• Second volume of the digital magazine explores ways to establish a family culture of stewardship and philanthropy
  • Offers guidance on managing and using this wealth to support the causes important to the family

TORONTO, Nov. 13, 2020 /CNW/ – Anticipating a $1 trillion transfer of wealth over the next decade – the largest 10-year wealth transfer in Canadian history (see “A Sudden Windfall”, BMO Wealth Insights, 2018) – BMO Private Wealth is helping families preserve and advance their family’s legacy by establishing a culture of stewardship and philanthropy for the next generation.

Articles from the second volume of the BMO Wealth Insights magazine explore how families can engage their children in charitable giving and philanthropy. In addition to advice on how to prepare heirs for the responsibilities involved with inheriting wealth, BMO Private Wealth provides guidance for teaching children how to use this wealth to improve the lives of others, while supporting the causes important to their family.

“When discussing successful transfers of wealth, it is important for families to consider the responsibilities involved with inheriting the family legacy and how to build a framework that will advance the family’s philanthropic commitments,” said Marvi Ricker, Vice-President and Director, Philanthropic Advisory Services (Strategic Granting), BMO Private Wealth. “Building an enduring legacy starts with establishing and maintaining a family culture of wealth stewardship and philanthropy. BMO Private Wealth’s team of professionals has the experience and resources to help Canadians and their families identify the causes that align with their values and develop strategies to make a meaningful impact now and for future generations.” 

Tips for teaching children the role of wealth stewardship

Cultivating a lasting culture of wealth stewardship and philanthropy begins with engaging the next generation in charitable giving habits that will define how they will steward their time and wealth. BMO Private Wealth encourages Canadians and their families to consider these suggested strategies when preparing their children and grandchildren for a lifetime of charitable giving:

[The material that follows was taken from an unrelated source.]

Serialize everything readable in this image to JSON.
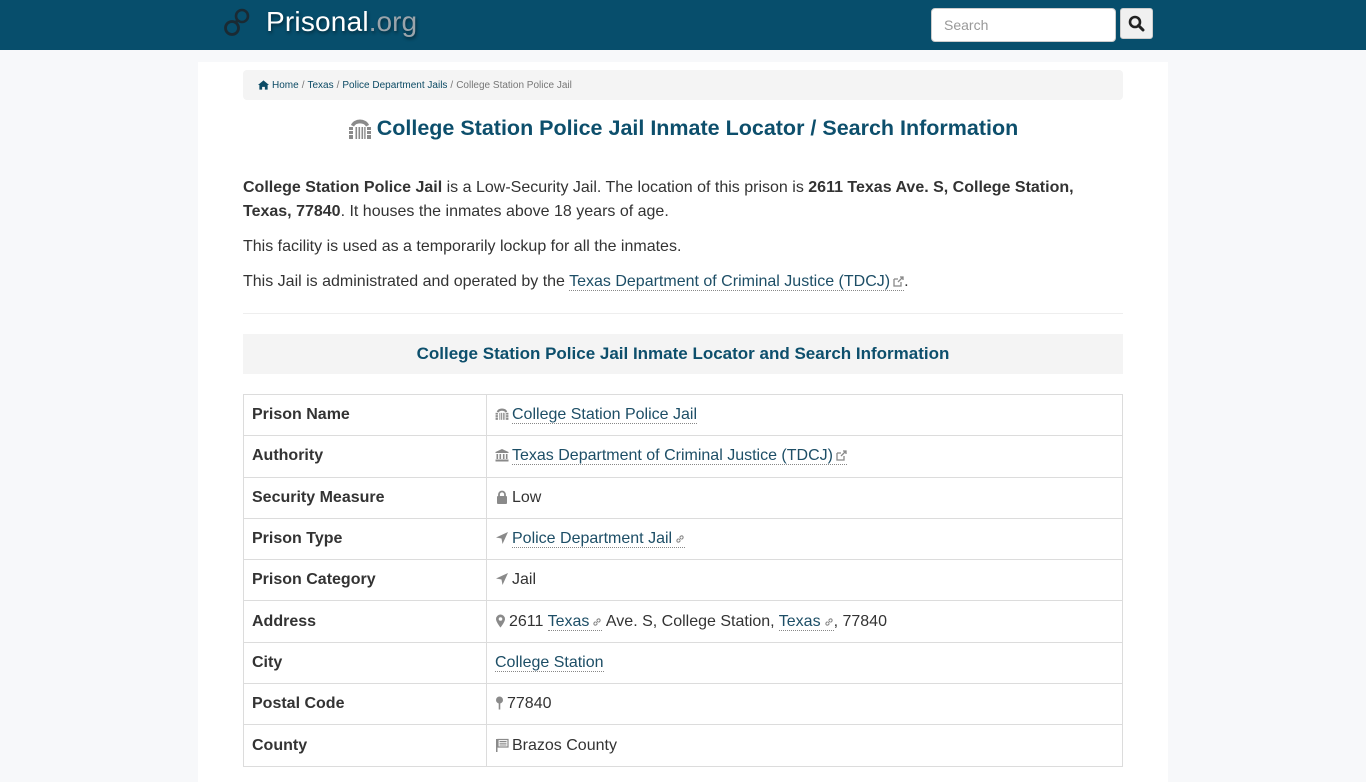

  • Look for teachable moments: Whether it is a discussion at the dinner table, volunteering at a shelter or attending a granting meeting, there are plenty of opportunities to introduce and explain the value of philanthropy and charity to children of all ages. If possible, try teaching children at an early age that one of the most precious commodities a family can give is their time. Encouraging children to volunteer their time can help build their self-esteem and confidence, while exposing them to their community and its diversity.
  • Create a legacy account: Consider allocating a portion of the household budget towards specific charitable causes by opening a designated bank account or establishing a donor-advised fund. Demonstrating the cumulative potential of small sacrifices and how it can amount to a significant contribution in the future can encourage children to adopt these habits and continue these traditions as they become financially independent.
  • Encourage children to take initiative in the process of family philanthropy: After witnessing the potential of dedicating the family’s time and resources to a cause, children may be interested in choosing a worthwhile initiative of their own. Asking children to research and submit a formal proposal or a presentation on the charities they believe will benefit from their support will enrichen the child’s personal experience and connection to the giving process, as well as encourage future giving.

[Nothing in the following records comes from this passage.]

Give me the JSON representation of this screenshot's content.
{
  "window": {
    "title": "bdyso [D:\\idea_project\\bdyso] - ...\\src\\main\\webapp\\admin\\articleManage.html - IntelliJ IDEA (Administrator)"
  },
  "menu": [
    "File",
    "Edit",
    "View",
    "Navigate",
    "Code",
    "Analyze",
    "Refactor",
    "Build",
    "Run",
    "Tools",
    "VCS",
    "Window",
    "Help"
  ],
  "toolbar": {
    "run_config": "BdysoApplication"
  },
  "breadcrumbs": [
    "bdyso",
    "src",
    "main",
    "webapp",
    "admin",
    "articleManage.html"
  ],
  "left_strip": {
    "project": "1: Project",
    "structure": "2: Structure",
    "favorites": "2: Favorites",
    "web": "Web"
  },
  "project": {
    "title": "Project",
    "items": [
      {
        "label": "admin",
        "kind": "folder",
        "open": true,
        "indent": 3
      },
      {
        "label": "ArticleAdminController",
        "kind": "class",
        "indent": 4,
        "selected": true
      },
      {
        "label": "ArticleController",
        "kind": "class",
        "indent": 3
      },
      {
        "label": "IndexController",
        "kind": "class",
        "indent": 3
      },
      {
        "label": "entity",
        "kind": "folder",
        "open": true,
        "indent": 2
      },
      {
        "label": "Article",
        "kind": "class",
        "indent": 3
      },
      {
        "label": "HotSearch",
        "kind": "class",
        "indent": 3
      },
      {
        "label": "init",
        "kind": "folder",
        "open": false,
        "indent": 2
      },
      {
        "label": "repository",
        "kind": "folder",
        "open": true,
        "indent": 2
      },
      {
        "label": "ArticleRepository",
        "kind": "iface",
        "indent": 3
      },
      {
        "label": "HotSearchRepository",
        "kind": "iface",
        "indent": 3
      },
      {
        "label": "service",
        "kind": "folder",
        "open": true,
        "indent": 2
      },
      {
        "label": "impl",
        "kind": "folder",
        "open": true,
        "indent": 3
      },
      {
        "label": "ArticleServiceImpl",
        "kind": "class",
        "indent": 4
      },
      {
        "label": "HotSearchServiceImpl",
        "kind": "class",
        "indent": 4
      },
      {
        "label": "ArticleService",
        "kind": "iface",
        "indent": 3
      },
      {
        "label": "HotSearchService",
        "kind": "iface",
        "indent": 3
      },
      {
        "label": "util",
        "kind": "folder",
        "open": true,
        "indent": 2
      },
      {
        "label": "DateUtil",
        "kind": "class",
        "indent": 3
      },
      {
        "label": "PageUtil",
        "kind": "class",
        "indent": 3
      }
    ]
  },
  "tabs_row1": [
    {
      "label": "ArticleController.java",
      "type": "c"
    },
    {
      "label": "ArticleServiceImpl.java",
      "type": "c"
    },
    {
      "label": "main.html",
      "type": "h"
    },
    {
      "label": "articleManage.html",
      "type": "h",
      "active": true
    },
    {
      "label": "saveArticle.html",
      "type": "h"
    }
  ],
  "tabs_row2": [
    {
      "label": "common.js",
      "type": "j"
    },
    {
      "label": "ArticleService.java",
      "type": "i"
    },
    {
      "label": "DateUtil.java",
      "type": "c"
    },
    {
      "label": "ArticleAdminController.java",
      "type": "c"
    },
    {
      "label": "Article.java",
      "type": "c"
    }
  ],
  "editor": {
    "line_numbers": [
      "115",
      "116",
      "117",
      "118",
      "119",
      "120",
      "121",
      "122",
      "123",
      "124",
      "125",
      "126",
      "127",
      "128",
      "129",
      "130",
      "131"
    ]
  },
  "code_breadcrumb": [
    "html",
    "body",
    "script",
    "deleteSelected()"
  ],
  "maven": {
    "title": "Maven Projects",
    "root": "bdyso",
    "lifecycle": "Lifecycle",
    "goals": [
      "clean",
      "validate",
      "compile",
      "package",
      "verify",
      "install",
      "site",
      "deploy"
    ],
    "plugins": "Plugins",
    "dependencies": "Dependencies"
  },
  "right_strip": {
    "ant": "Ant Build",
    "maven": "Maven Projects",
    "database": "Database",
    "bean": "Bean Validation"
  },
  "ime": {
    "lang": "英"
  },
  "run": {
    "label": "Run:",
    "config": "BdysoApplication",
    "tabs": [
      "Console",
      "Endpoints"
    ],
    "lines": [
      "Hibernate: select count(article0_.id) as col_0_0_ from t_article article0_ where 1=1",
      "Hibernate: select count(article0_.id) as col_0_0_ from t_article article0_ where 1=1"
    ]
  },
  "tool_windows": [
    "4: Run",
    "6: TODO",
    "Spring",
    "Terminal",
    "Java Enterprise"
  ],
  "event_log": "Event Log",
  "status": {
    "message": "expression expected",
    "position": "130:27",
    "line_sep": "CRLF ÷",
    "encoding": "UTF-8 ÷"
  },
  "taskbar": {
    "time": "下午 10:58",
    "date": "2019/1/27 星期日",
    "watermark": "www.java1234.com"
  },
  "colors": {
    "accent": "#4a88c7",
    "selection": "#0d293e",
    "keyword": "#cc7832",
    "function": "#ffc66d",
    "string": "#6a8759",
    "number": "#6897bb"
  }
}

“Building an enduring culture of wealth stewardship and philanthropy starts with habits. By encouraging family members of all ages to participate in acts of charitable giving and responsible wealth management, these habits will develop into a framework of philanthropic family traditions and values that can be passed down to succeeding generations,” said Lydia Potocnik, Vice-President and National Director, Philanthropic Advisory Services, BMO Private Wealth.

To download a copy of BMO Wealth Insights, please visit https://privatewealth.bmo.com/getimage.asp?content_id=87401

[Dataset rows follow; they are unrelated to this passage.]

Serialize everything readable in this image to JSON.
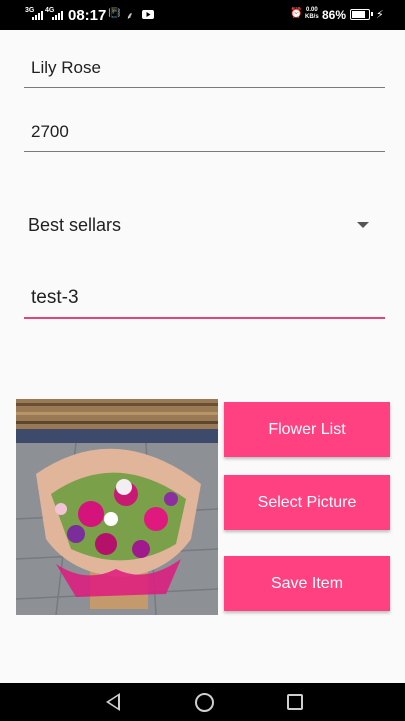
{
  "status_bar": {
    "sim1": "3G",
    "sim2": "4G",
    "time": "08:17",
    "net_speed_value": "0.00",
    "net_speed_unit": "KB/s",
    "battery": "86%",
    "battery_level": 0.86,
    "icons": [
      "vibrate-icon",
      "usb-icon",
      "youtube-icon",
      "alarm-icon",
      "charging-icon"
    ]
  },
  "form": {
    "name_value": "Lily Rose",
    "price_value": "2700",
    "category_selected": "Best sellars",
    "tag_value": "test-3"
  },
  "buttons": {
    "flower_list": "Flower List",
    "select_picture": "Select Picture",
    "save_item": "Save Item"
  },
  "colors": {
    "accent": "#ff4081",
    "underline_active": "#e0457b"
  },
  "nav_bar": {
    "icons": [
      "back-icon",
      "home-icon",
      "recents-icon"
    ]
  }
}
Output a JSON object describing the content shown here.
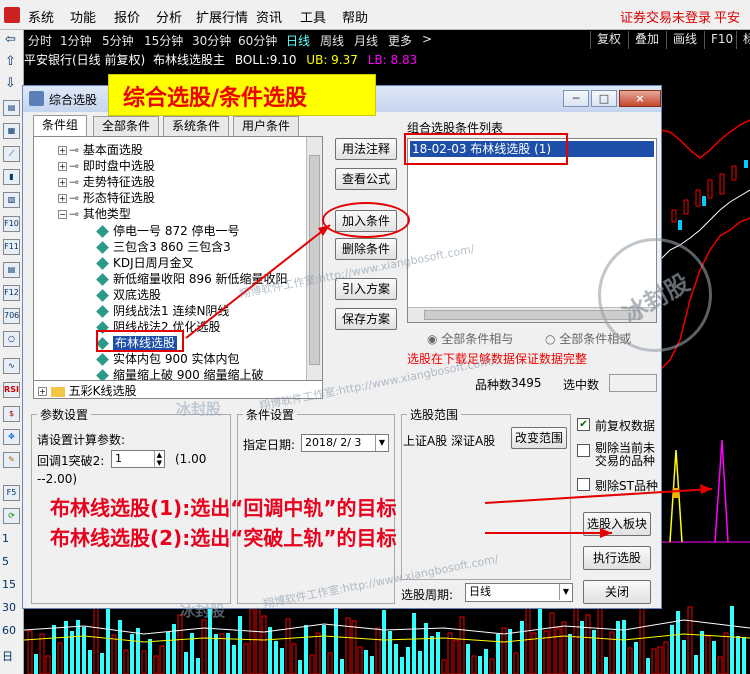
{
  "menu": {
    "items": [
      "系统",
      "功能",
      "报价",
      "分析",
      "扩展行情",
      "资讯",
      "工具",
      "帮助"
    ],
    "right": [
      "证券交易未登录",
      "平安银"
    ]
  },
  "periods": {
    "items": [
      "分时",
      "1分钟",
      "5分钟",
      "15分钟",
      "30分钟",
      "60分钟",
      "日线",
      "周线",
      "月线",
      "更多"
    ],
    "more_arrow": ">",
    "buttons": [
      "复权",
      "叠加",
      "画线",
      "F10",
      "标"
    ]
  },
  "infoline": {
    "stock": "平安银行(日线 前复权)",
    "indicator": "布林线选股主",
    "boll_label": "BOLL:",
    "boll_value": "9.10",
    "ub": "UB: 9.37",
    "lb": "LB: 8.83"
  },
  "lefttool": {
    "icon_labels": [
      "F10",
      "F11",
      "F12",
      "706",
      "RSI",
      "F5"
    ],
    "numbers": [
      "1",
      "5",
      "15",
      "30",
      "60"
    ],
    "bottom": "日"
  },
  "banner": {
    "text": "综合选股/条件选股"
  },
  "dialog": {
    "title": "综合选股",
    "win_min": "─",
    "win_max": "□",
    "win_close": "×",
    "tabs": [
      "条件组",
      "全部条件",
      "系统条件",
      "用户条件"
    ],
    "tree": {
      "top_nodes": [
        "基本面选股",
        "即时盘中选股",
        "走势特征选股",
        "形态特征选股",
        "其他类型"
      ],
      "leaves": [
        "停电一号 872 停电一号",
        "三包含3 860 三包含3",
        "KDJ日周月金叉",
        "新低缩量收阳 896 新低缩量收阳",
        "双底选股",
        "阴线战法1 连续N阴线",
        "阴线战法2 优化选股",
        "布林线选股",
        "实体内包 900 实体内包",
        "缩量缩上破 900 缩量缩上破"
      ],
      "bottom_node": "五彩K线选股",
      "selected_leaf": "布林线选股"
    },
    "buttons": {
      "usage": "用法注释",
      "formula": "查看公式",
      "add": "加入条件",
      "delete": "删除条件",
      "import": "引入方案",
      "save": "保存方案"
    },
    "cond_list": {
      "header": "组合选股条件列表",
      "items": [
        "18-02-03 布林线选股 (1)"
      ]
    },
    "radio_all_and": "全部条件相与",
    "radio_all_or": "全部条件相或",
    "warning": "选股在下载足够数据保证数据完整",
    "count": {
      "label": "品种数",
      "value": "3495",
      "chosen_label": "选中数"
    },
    "params": {
      "title": "参数设置",
      "prompt": "请设置计算参数:",
      "param_label": "回调1突破2:",
      "param_value": "1",
      "range": "(1.00",
      "range2": "--2.00)"
    },
    "condset": {
      "title": "条件设置",
      "date_label": "指定日期:",
      "date_value": "2018/ 2/ 3"
    },
    "scope": {
      "title": "选股范围",
      "value": "上证A股 深证A股",
      "change_btn": "改变范围"
    },
    "checks": {
      "prior_rights": "前复权数据",
      "exclude_suspended": "剔除当前未交易的品种",
      "exclude_st": "剔除ST品种"
    },
    "select_into_board": "选股入板块",
    "execute": "执行选股",
    "period_label": "选股周期:",
    "period_value": "日线",
    "close": "关闭"
  },
  "notes": {
    "line1": "布林线选股(1):选出“回调中轨”的目标",
    "line2": "布林线选股(2):选出“突破上轨”的目标"
  },
  "watermark": {
    "site": "翔博软件工作室:http://www.xiangbosoft.com/",
    "name": "冰封股",
    "site2": "翔博软件工作室:http://www.xiangbosoft.com/",
    "site3": "翔博软件工作室:http://www.xiangbosoft.com/",
    "stamp": "冰封股"
  }
}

BMO Private Wealth is a brand name for a business group consisting of Bank of Montreal and certain of its affiliates in providing private wealth management products and services. Not all products and services are offered by all legal entities within BMO Private Wealth. Banking services are offered through Bank of Montreal. Investment management, wealth planning, tax planning, philanthropy planning services are offered through BMO Nesbitt Burns Inc. and BMO Private Investment Counsel Inc. Estate, trust, and custodial services are offered through BMO Trust Company. BMO Private Wealth legal entities do not offer tax advice. BMO Trust Company and BMO Bank of Montreal are Members of CDIC. ® Registered trademark of Bank of Montreal, used under license.

® Registered trademark of Bank of Montreal, used under licence.

About BMO Financial Group 
Serving customers for 200 years and counting, BMO is a highly diversified financial services provider – the 8th largest bank, by assets, in North America. With total assets of $974 billion as of July 31, 2020, and a team of diverse and highly engaged employees, BMO provides a broad range of personal and commercial banking, wealth management and investment banking products and services to more than 12 million customers and conducts business through three operating groups: Personal and Commercial Banking, BMO Wealth Management and BMO Capital Markets.

SOURCE BMO Financial Group

For further information: Media Contacts: Anke Suwanda, Toronto, [email protected] | (416) 867-3996